In The Beginning
Le Mans began as a testing ground for the automobile, which was still a work in progress in the early 20th century. The French organization Automobile Club de l'Ouest "thought that if they ran a race over 24 hours, it would help figure out the best kinds of technology that would and wouldn't work in cars," Baime says. The event debuted in 1923, and that first year 33 vehicles from 17 brands, including Bentley and Bugatti, started the race, and 31 endured a four-hour hailstorm to finish. The French team of André Lagache and René Léonard won the inaugural event at an average race speed of 57 mph.
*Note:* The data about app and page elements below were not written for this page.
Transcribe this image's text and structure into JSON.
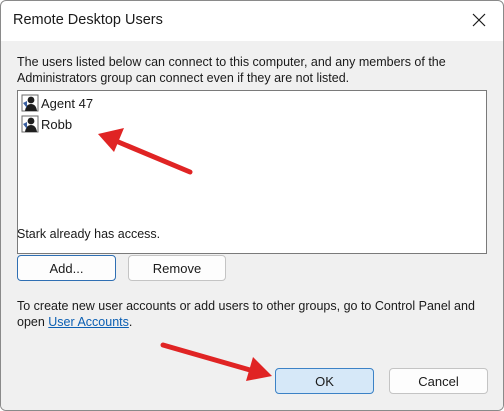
{
  "window": {
    "title": "Remote Desktop Users"
  },
  "description": "The users listed below can connect to this computer, and any members of the Administrators group can connect even if they are not listed.",
  "users": [
    {
      "name": "Agent 47",
      "icon": "user-icon"
    },
    {
      "name": "Robb",
      "icon": "user-icon"
    }
  ],
  "access_note": "Stark already has access.",
  "buttons": {
    "add": "Add...",
    "remove": "Remove",
    "ok": "OK",
    "cancel": "Cancel"
  },
  "info": {
    "prefix": "To create new user accounts or add users to other groups, go to Control Panel and open ",
    "link": "User Accounts",
    "suffix": "."
  },
  "colors": {
    "annotation_arrow": "#e02424",
    "ok_background": "#d6e8f8",
    "link": "#0b5fb3"
  }
}
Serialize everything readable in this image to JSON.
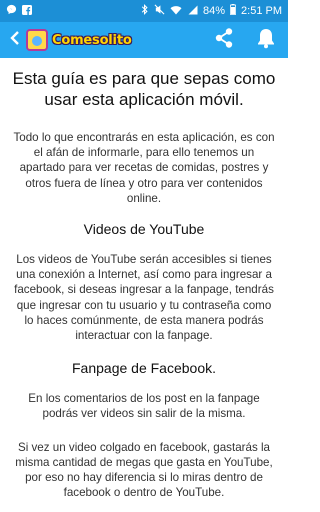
{
  "status_bar": {
    "battery_percent": "84%",
    "time": "2:51 PM"
  },
  "app_bar": {
    "title": "Comesolito"
  },
  "content": {
    "heading": "Esta guía es para que sepas como usar esta aplicación móvil.",
    "intro": "Todo lo que encontrarás en esta aplicación, es con el afán de informarle, para ello tenemos un apartado para ver recetas de comidas, postres y otros fuera de línea y otro para ver contenidos online.",
    "youtube_heading": "Videos de YouTube",
    "youtube_text": "Los videos de YouTube serán accesibles si tienes una conexión a Internet, así como para ingresar a facebook, si deseas ingresar a la fanpage, tendrás que ingresar con tu usuario y tu contraseña como lo haces comúnmente, de esta manera podrás interactuar con la fanpage.",
    "facebook_heading": "Fanpage de Facebook.",
    "facebook_text": "En los comentarios de los post en la fanpage podrás ver videos sin salir de la misma.",
    "closing_text": "Si vez un video colgado en facebook, gastarás la misma cantidad de megas que gasta en YouTube, por eso no hay diferencia si lo miras dentro de facebook o dentro de YouTube."
  }
}
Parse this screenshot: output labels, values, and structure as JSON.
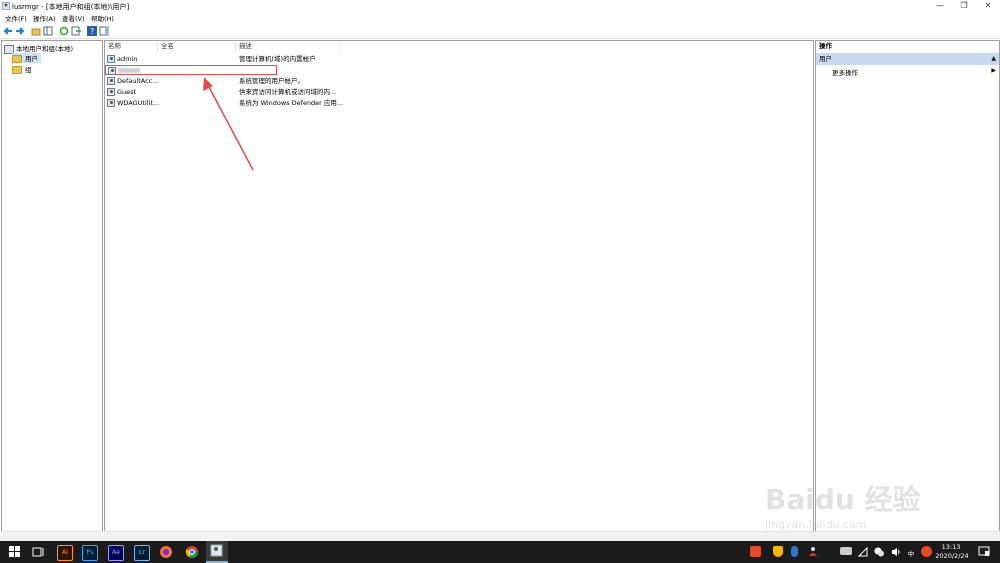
{
  "window": {
    "title": "lusrmgr - [本地用户和组(本地)\\用户]"
  },
  "menu": [
    "文件(F)",
    "操作(A)",
    "查看(V)",
    "帮助(H)"
  ],
  "tree": {
    "root": "本地用户和组(本地)",
    "users": "用户",
    "groups": "组"
  },
  "columns": {
    "name": "名称",
    "fullname": "全名",
    "desc": "描述"
  },
  "users": [
    {
      "name": "admin",
      "desc": "管理计算机(域)的内置帐户"
    },
    {
      "name": "",
      "desc": ""
    },
    {
      "name": "DefaultAcc...",
      "desc": "系统管理的用户帐户。"
    },
    {
      "name": "Guest",
      "desc": "供来宾访问计算机或访问域的内..."
    },
    {
      "name": "WDAGUtilit...",
      "desc": "系统为 Windows Defender 应用..."
    }
  ],
  "actions": {
    "header": "操作",
    "section": "用户",
    "more": "更多操作"
  },
  "tray": {
    "time": "13:13",
    "date": "2020/2/24",
    "ime": "中"
  },
  "taskbar_apps": [
    "Ai",
    "Ps",
    "Ae",
    "Lr"
  ],
  "watermark": {
    "brand": "Baidu 经验",
    "url": "jingyan.baidu.com"
  },
  "colors": {
    "highlight": "#c7d9ee",
    "annotation": "#e84a4a",
    "taskbar": "#1b1b1b"
  }
}
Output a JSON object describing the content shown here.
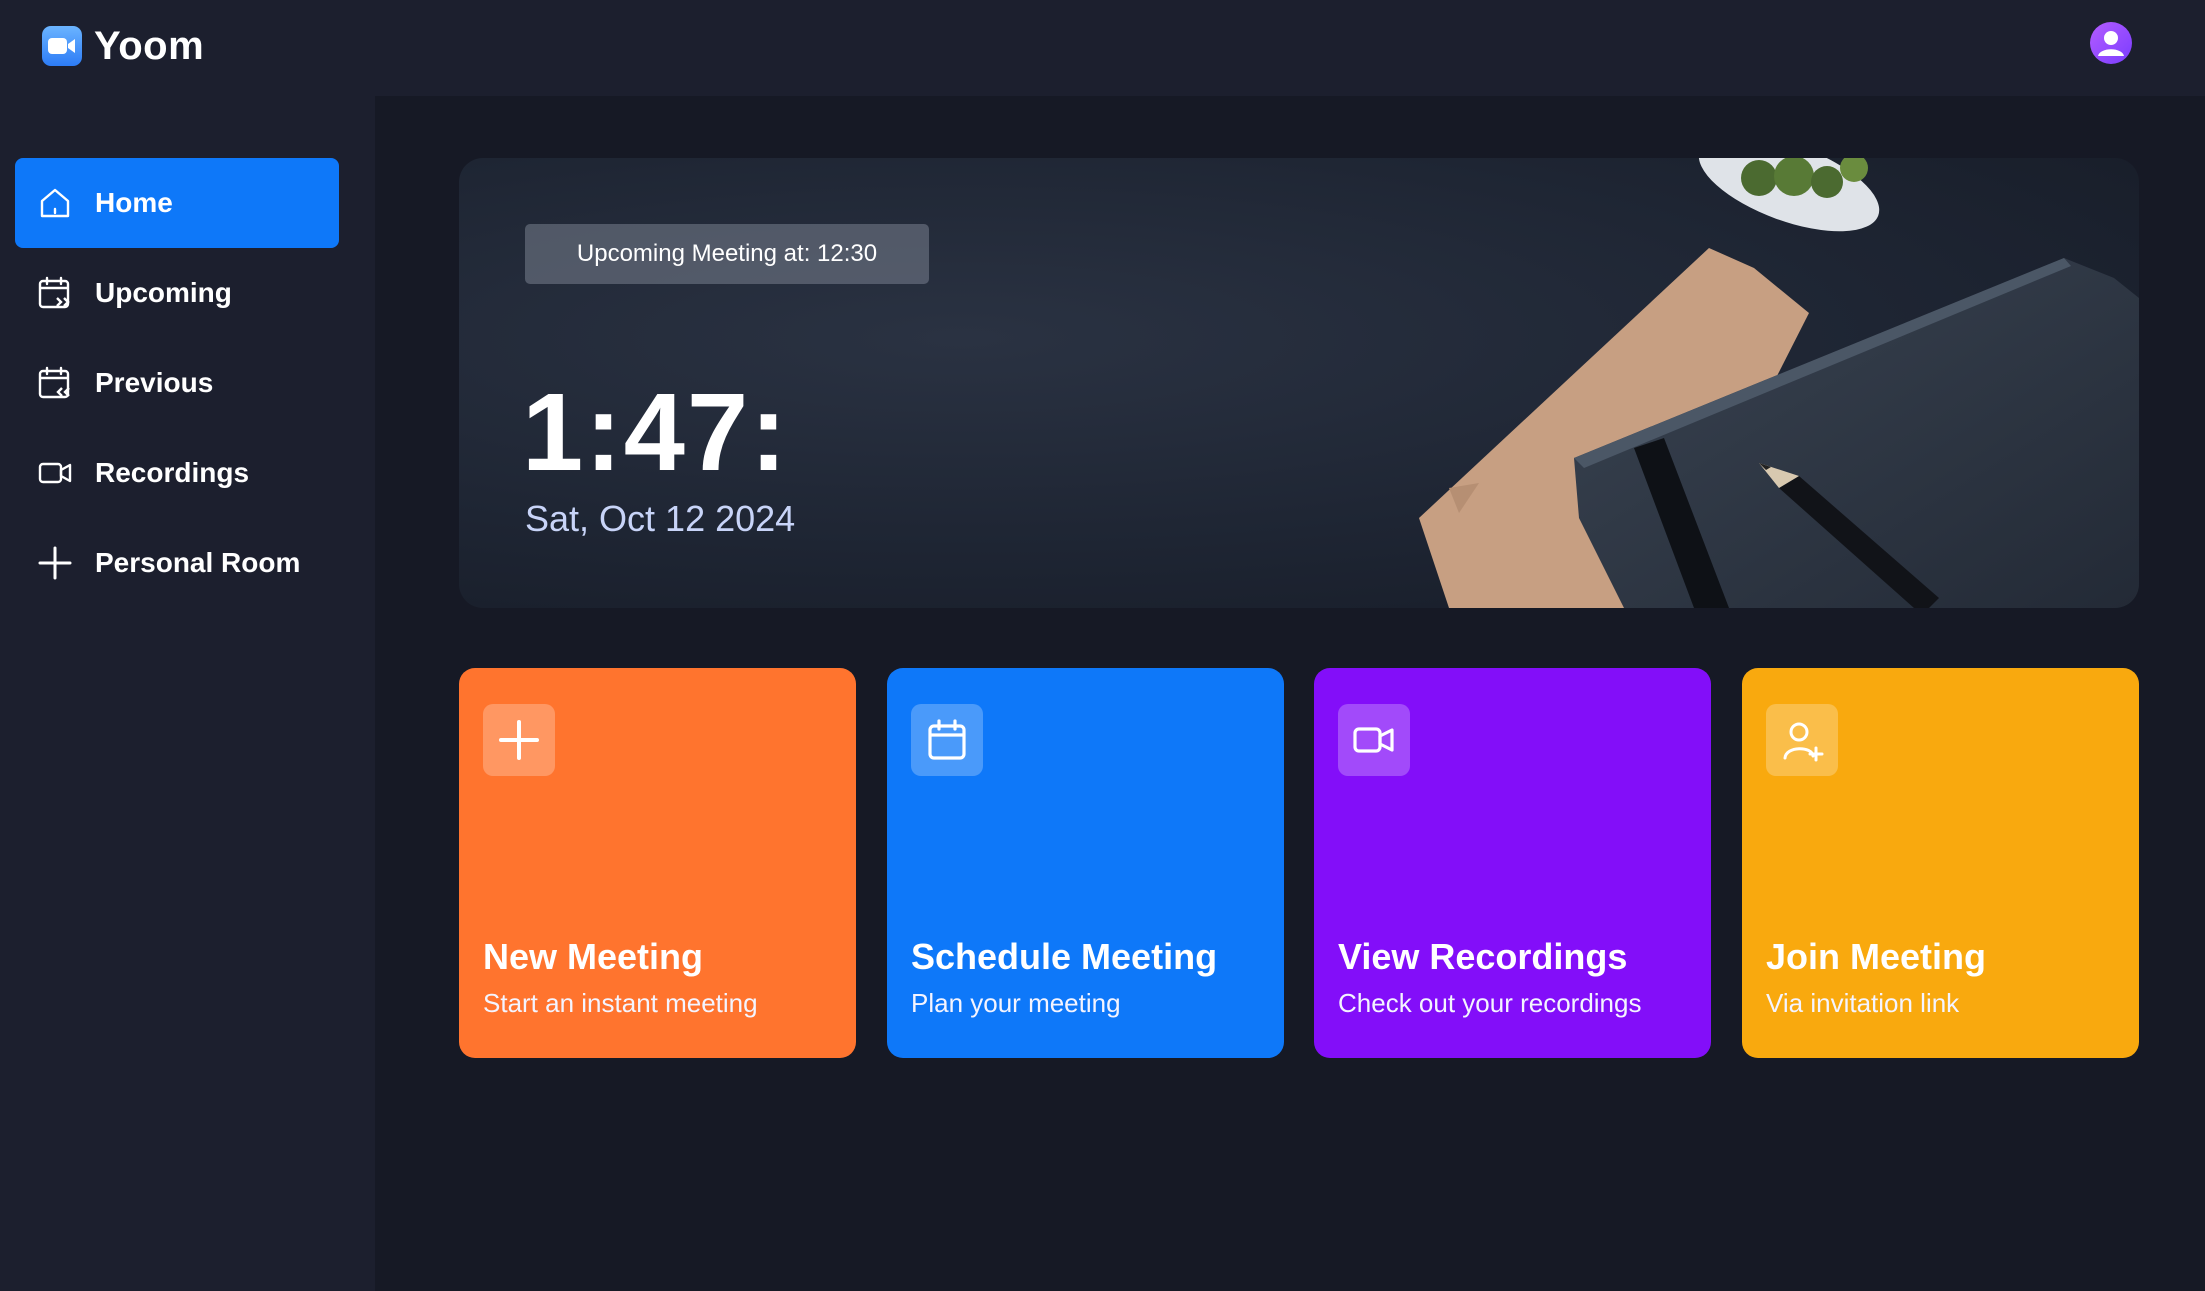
{
  "app": {
    "name": "Yoom"
  },
  "sidebar": {
    "items": [
      {
        "label": "Home",
        "icon": "home-icon",
        "active": true
      },
      {
        "label": "Upcoming",
        "icon": "calendar-upcoming-icon",
        "active": false
      },
      {
        "label": "Previous",
        "icon": "calendar-previous-icon",
        "active": false
      },
      {
        "label": "Recordings",
        "icon": "video-icon",
        "active": false
      },
      {
        "label": "Personal Room",
        "icon": "plus-icon",
        "active": false
      }
    ]
  },
  "hero": {
    "upcoming_text": "Upcoming Meeting at: 12:30",
    "time": "1:47:",
    "date": "Sat, Oct 12 2024"
  },
  "cards": [
    {
      "title": "New Meeting",
      "subtitle": "Start an instant meeting",
      "icon": "plus-icon",
      "color": "#ff742e"
    },
    {
      "title": "Schedule Meeting",
      "subtitle": "Plan your meeting",
      "icon": "calendar-icon",
      "color": "#0e78f9"
    },
    {
      "title": "View Recordings",
      "subtitle": "Check out your recordings",
      "icon": "video-icon",
      "color": "#830ef9"
    },
    {
      "title": "Join Meeting",
      "subtitle": "Via invitation link",
      "icon": "user-plus-icon",
      "color": "#f9a90e"
    }
  ],
  "colors": {
    "background": "#161925",
    "panel": "#1c1f2e",
    "accent": "#0e78f9"
  }
}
After World War I, "Le Mans became a place where countries — not just car makers — would bring their vehicles to try and beat each other," Baime says.